This review contains spoilers.
“This doesn’t make any sense” Julien told Eve this week in his remarkably unfazed response to the news of Alice Webster’s suicide. No, Julien, and it’s not likely to for a couple of episodes yet. The Missing series two is still busy planting mysteries; resolution and answers are a way off.
You’d be forgiven for feeling a touch of twist-fatigue at the close of episode four, most of which had delivered precisely what I missed in last week’s packed instalment, namely, room to breathe.
Instead of flitting urgently from one plot development to the next, The Missing took some time this week to let its capable cast do what they do best. Keeley Hawes’ talent for quietly captivating an audience (see Line Of Duty for more of that) was showcased in a couple of monologues that gave an insight into the Webster family, which is so far this series’ most gratifying strand. Pairing Gemma with Eve, and Sam with Brigadier Stone, created natural tension even if it took a bit of narrative fiddling to move all four pieces onto the same squares of the board.

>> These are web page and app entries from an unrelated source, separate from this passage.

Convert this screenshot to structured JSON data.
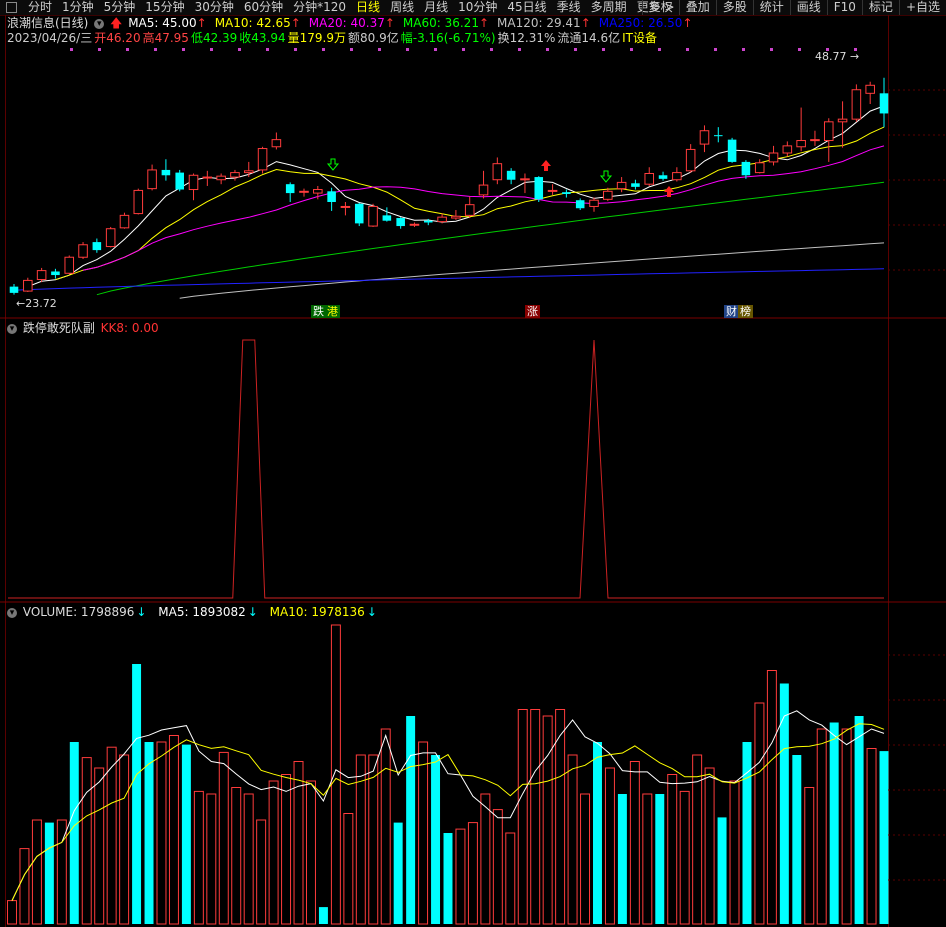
{
  "toolbar": {
    "tabs": [
      "分时",
      "1分钟",
      "5分钟",
      "15分钟",
      "30分钟",
      "60分钟",
      "分钟*120",
      "日线",
      "周线",
      "月线",
      "10分钟",
      "45日线",
      "季线",
      "多周期",
      "更多 >"
    ],
    "active": "日线",
    "right": [
      "复权",
      "叠加",
      "多股",
      "统计",
      "画线",
      "F10",
      "标记",
      "+自选"
    ]
  },
  "stock": {
    "name": "浪潮信息(日线)",
    "ma": [
      {
        "label": "MA5: 45.00",
        "arrow": "↑",
        "color": "#ffffff"
      },
      {
        "label": "MA10: 42.65",
        "arrow": "↑",
        "color": "#ffff00"
      },
      {
        "label": "MA20: 40.37",
        "arrow": "↑",
        "color": "#ff00ff"
      },
      {
        "label": "MA60: 36.21",
        "arrow": "↑",
        "color": "#00ff00"
      },
      {
        "label": "MA120: 29.41",
        "arrow": "↑",
        "color": "#c0c0c0"
      },
      {
        "label": "MA250: 26.50",
        "arrow": "↑",
        "color": "#0000ff"
      }
    ],
    "info": [
      {
        "t": "2023/04/26/三",
        "c": "#cccccc"
      },
      {
        "t": "开46.20",
        "c": "#ff4444"
      },
      {
        "t": "高47.95",
        "c": "#ff4444"
      },
      {
        "t": "低42.39",
        "c": "#00ff00"
      },
      {
        "t": "收43.94",
        "c": "#00ff00"
      },
      {
        "t": "量179.9万",
        "c": "#ffff00"
      },
      {
        "t": "额80.9亿",
        "c": "#cccccc"
      },
      {
        "t": "幅-3.16(-6.71%)",
        "c": "#00ff00"
      },
      {
        "t": "换12.31%",
        "c": "#cccccc"
      },
      {
        "t": "流通14.6亿",
        "c": "#cccccc"
      },
      {
        "t": "IT设备",
        "c": "#ffff00"
      }
    ],
    "high_label": "48.77",
    "low_label": "23.72",
    "markers": [
      {
        "t": "跌",
        "bg": "#006600",
        "fg": "#ffffff"
      },
      {
        "t": "港",
        "bg": "#006600",
        "fg": "#ffff00"
      },
      {
        "t": "涨",
        "bg": "#880000",
        "fg": "#ffffff"
      },
      {
        "t": "财",
        "bg": "#224488",
        "fg": "#ffffff"
      },
      {
        "t": "榜",
        "bg": "#665500",
        "fg": "#ffffff"
      }
    ]
  },
  "indicator": {
    "name": "跌停敢死队副",
    "kk8": "KK8: 0.00",
    "spike_days": [
      17,
      42
    ]
  },
  "volume": {
    "label": "VOLUME: 1798896",
    "arrow": "↓",
    "ma5": "MA5: 1893082",
    "ma10": "MA10: 1978136"
  },
  "chart_data": {
    "type": "candlestick",
    "candles": [
      [
        24.5,
        23.8,
        24.8,
        23.6
      ],
      [
        24.0,
        25.2,
        25.5,
        23.9
      ],
      [
        25.3,
        26.3,
        26.6,
        25.0
      ],
      [
        26.2,
        25.8,
        26.5,
        25.4
      ],
      [
        26.0,
        27.8,
        28.0,
        25.9
      ],
      [
        27.8,
        29.2,
        29.5,
        27.6
      ],
      [
        29.5,
        28.6,
        29.9,
        28.3
      ],
      [
        29.0,
        31.0,
        31.2,
        28.9
      ],
      [
        31.1,
        32.5,
        32.8,
        31.0
      ],
      [
        32.7,
        35.3,
        35.5,
        32.6
      ],
      [
        35.5,
        37.6,
        38.2,
        35.3
      ],
      [
        37.6,
        37.0,
        38.8,
        36.4
      ],
      [
        37.3,
        35.4,
        37.6,
        35.2
      ],
      [
        35.4,
        37.0,
        37.2,
        34.2
      ],
      [
        36.8,
        36.8,
        37.5,
        35.8
      ],
      [
        36.5,
        36.9,
        37.2,
        36.0
      ],
      [
        36.8,
        37.3,
        37.6,
        36.4
      ],
      [
        37.3,
        37.5,
        38.5,
        36.8
      ],
      [
        37.6,
        40.0,
        40.2,
        37.2
      ],
      [
        40.2,
        41.0,
        41.8,
        39.9
      ],
      [
        36.0,
        35.0,
        36.2,
        34.0
      ],
      [
        35.2,
        35.2,
        35.5,
        34.6
      ],
      [
        35.0,
        35.4,
        35.8,
        34.3
      ],
      [
        35.2,
        34.0,
        35.6,
        33.0
      ],
      [
        33.5,
        33.5,
        34.0,
        32.5
      ],
      [
        33.8,
        31.6,
        33.9,
        31.3
      ],
      [
        31.3,
        33.5,
        33.8,
        31.2
      ],
      [
        32.5,
        31.9,
        33.4,
        31.8
      ],
      [
        32.2,
        31.3,
        32.3,
        31.0
      ],
      [
        31.5,
        31.5,
        31.7,
        31.2
      ],
      [
        31.9,
        31.7,
        32.1,
        31.4
      ],
      [
        31.8,
        32.3,
        32.7,
        31.6
      ],
      [
        32.2,
        32.4,
        33.1,
        32.0
      ],
      [
        32.5,
        33.7,
        34.6,
        32.2
      ],
      [
        34.8,
        35.9,
        37.5,
        34.4
      ],
      [
        36.5,
        38.3,
        39.0,
        36.0
      ],
      [
        37.5,
        36.5,
        37.8,
        36.0
      ],
      [
        36.6,
        36.6,
        37.2,
        35.0
      ],
      [
        36.8,
        34.3,
        36.9,
        34.0
      ],
      [
        35.3,
        35.3,
        36.0,
        34.8
      ],
      [
        35.1,
        34.9,
        35.4,
        34.5
      ],
      [
        34.2,
        33.3,
        34.4,
        33.1
      ],
      [
        33.5,
        34.2,
        34.5,
        32.9
      ],
      [
        34.3,
        35.2,
        35.6,
        34.1
      ],
      [
        35.5,
        36.2,
        36.8,
        35.1
      ],
      [
        36.1,
        35.7,
        36.5,
        35.4
      ],
      [
        36.0,
        37.2,
        37.9,
        35.8
      ],
      [
        37.0,
        36.6,
        37.4,
        36.4
      ],
      [
        36.5,
        37.3,
        37.9,
        36.3
      ],
      [
        37.5,
        39.9,
        40.5,
        37.3
      ],
      [
        40.5,
        42.0,
        42.6,
        39.6
      ],
      [
        41.5,
        41.4,
        42.4,
        40.7
      ],
      [
        41.0,
        38.5,
        41.2,
        38.4
      ],
      [
        38.5,
        37.0,
        38.7,
        36.6
      ],
      [
        37.3,
        38.4,
        38.8,
        37.2
      ],
      [
        38.5,
        39.5,
        40.3,
        38.1
      ],
      [
        39.5,
        40.3,
        40.8,
        39.1
      ],
      [
        40.2,
        40.9,
        44.6,
        39.7
      ],
      [
        40.9,
        41.0,
        42.0,
        40.3
      ],
      [
        40.9,
        43.0,
        43.4,
        38.5
      ],
      [
        43.0,
        43.3,
        45.3,
        40.1
      ],
      [
        43.3,
        46.6,
        47.2,
        43.0
      ],
      [
        46.2,
        47.1,
        47.5,
        45.0
      ],
      [
        46.2,
        43.94,
        47.95,
        42.39
      ]
    ],
    "ma5_end": 45.0,
    "ma10_end": 42.65,
    "ma20_end": 40.37,
    "ma60_end": 36.21,
    "ma120_end": 29.41,
    "ma250_end": 26.5,
    "y_range": [
      23.0,
      50.5
    ],
    "volume": [
      [
        180,
        "up"
      ],
      [
        580,
        "up"
      ],
      [
        800,
        "up"
      ],
      [
        780,
        "down"
      ],
      [
        800,
        "up"
      ],
      [
        1400,
        "down"
      ],
      [
        1280,
        "up"
      ],
      [
        1200,
        "up"
      ],
      [
        1360,
        "up"
      ],
      [
        1300,
        "up"
      ],
      [
        2000,
        "down"
      ],
      [
        1400,
        "down"
      ],
      [
        1400,
        "up"
      ],
      [
        1450,
        "up"
      ],
      [
        1380,
        "down"
      ],
      [
        1020,
        "up"
      ],
      [
        1000,
        "up"
      ],
      [
        1320,
        "up"
      ],
      [
        1050,
        "up"
      ],
      [
        1000,
        "up"
      ],
      [
        800,
        "up"
      ],
      [
        1100,
        "up"
      ],
      [
        1150,
        "up"
      ],
      [
        1250,
        "up"
      ],
      [
        1100,
        "up"
      ],
      [
        130,
        "down"
      ],
      [
        2300,
        "up"
      ],
      [
        850,
        "up"
      ],
      [
        1300,
        "up"
      ],
      [
        1300,
        "up"
      ],
      [
        1500,
        "up"
      ],
      [
        780,
        "down"
      ],
      [
        1600,
        "down"
      ],
      [
        1400,
        "up"
      ],
      [
        1300,
        "down"
      ],
      [
        700,
        "down"
      ],
      [
        730,
        "up"
      ],
      [
        780,
        "up"
      ],
      [
        1000,
        "up"
      ],
      [
        880,
        "up"
      ],
      [
        700,
        "up"
      ],
      [
        1650,
        "up"
      ],
      [
        1650,
        "up"
      ],
      [
        1600,
        "up"
      ],
      [
        1650,
        "up"
      ],
      [
        1300,
        "up"
      ],
      [
        1000,
        "up"
      ],
      [
        1400,
        "down"
      ],
      [
        1200,
        "up"
      ],
      [
        1000,
        "down"
      ],
      [
        1250,
        "up"
      ],
      [
        1000,
        "up"
      ],
      [
        1000,
        "down"
      ],
      [
        1150,
        "up"
      ],
      [
        1020,
        "up"
      ],
      [
        1300,
        "up"
      ],
      [
        1200,
        "up"
      ],
      [
        820,
        "down"
      ],
      [
        1100,
        "up"
      ],
      [
        1400,
        "down"
      ],
      [
        1700,
        "up"
      ],
      [
        1950,
        "up"
      ],
      [
        1850,
        "down"
      ],
      [
        1300,
        "down"
      ],
      [
        1050,
        "up"
      ],
      [
        1500,
        "up"
      ],
      [
        1550,
        "down"
      ],
      [
        1500,
        "up"
      ],
      [
        1600,
        "down"
      ],
      [
        1350,
        "up"
      ],
      [
        1330,
        "down"
      ]
    ],
    "volume_max": 2300
  }
}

From its mournful guitar-song opening onwards, Statice was the calmest, most reflective series two episode we’ve seen. The Websters grieved and allocated blame, Julien did police work, and family drama was prized over thriller revelations.
Until the final moments, of course, when we saw Sophie Giroux alive and well in Switzerland, and learned that she and Alice had another companion during their abduction. Yup, there was a third girl. She was seen in the rollercoaster photo wearing the bird-shaped necklace seen both around Sophie’s neck and that of the charred corpse in the shed. The corpse, remember, whose DNA was a match with Sam Webster.
The options on that count seem to be as follows: either that was the real Alice or the unnamed Third Girl in the shed. If the latter then either the DNA test was faked or Sam Webster had another daughter the same age as Alice and Sophie who was kept with them.
That’s an unlikely but not preposterous option considering that Sam has previous when it comes to adultery. What does feel preposterous is that said Third Girl could have gone missing and the police didn’t link it to the Giroux and Webster disappearances. Unless her disappearance wasn’t reported?
And what role did Henry Reed play? Who really killed him? Is the nine-year-old Iraqi girl from 1991 still alive? How much does Brigadier Stone really remember? And how did Sophie escape a shed that had been padlocked from the outside?
It’s all headache-inducing, the best treatment for which is to resign graciously from the responsibility of from thinking it all through and enjoy a nice biscuit until it’s explained in four episodes’ time.
Sitting back and eating biscuits wouldn’t make us much of a thriller audience though. The Missing thrives on our theories. It needs them to exist. Without us wondering who it benefitted for Sophie to pretend to be Alice, or considering whether the plan was always for her, in urgent need of an appendectomy, to get surgery and then rejoin her captor in Switzerland, it may as well not have bothered.
Here are my wild punts then: Third Girl in the shed was the secret daughter of Sam Webster and Nadia Hertz, conceived on duty in Iraq in 1991. Alice is alive and reunited with her lover Sophie in Switzerland. Sophie killed Henry Reed. The skinhead twins attacked Nadia. And Hilda the parrot masterminded it all.
Well, it makes as much sense as anything else at this stage. Your turn.
Read Louisa’s review of the previous episode, A Prison Without Walls, here.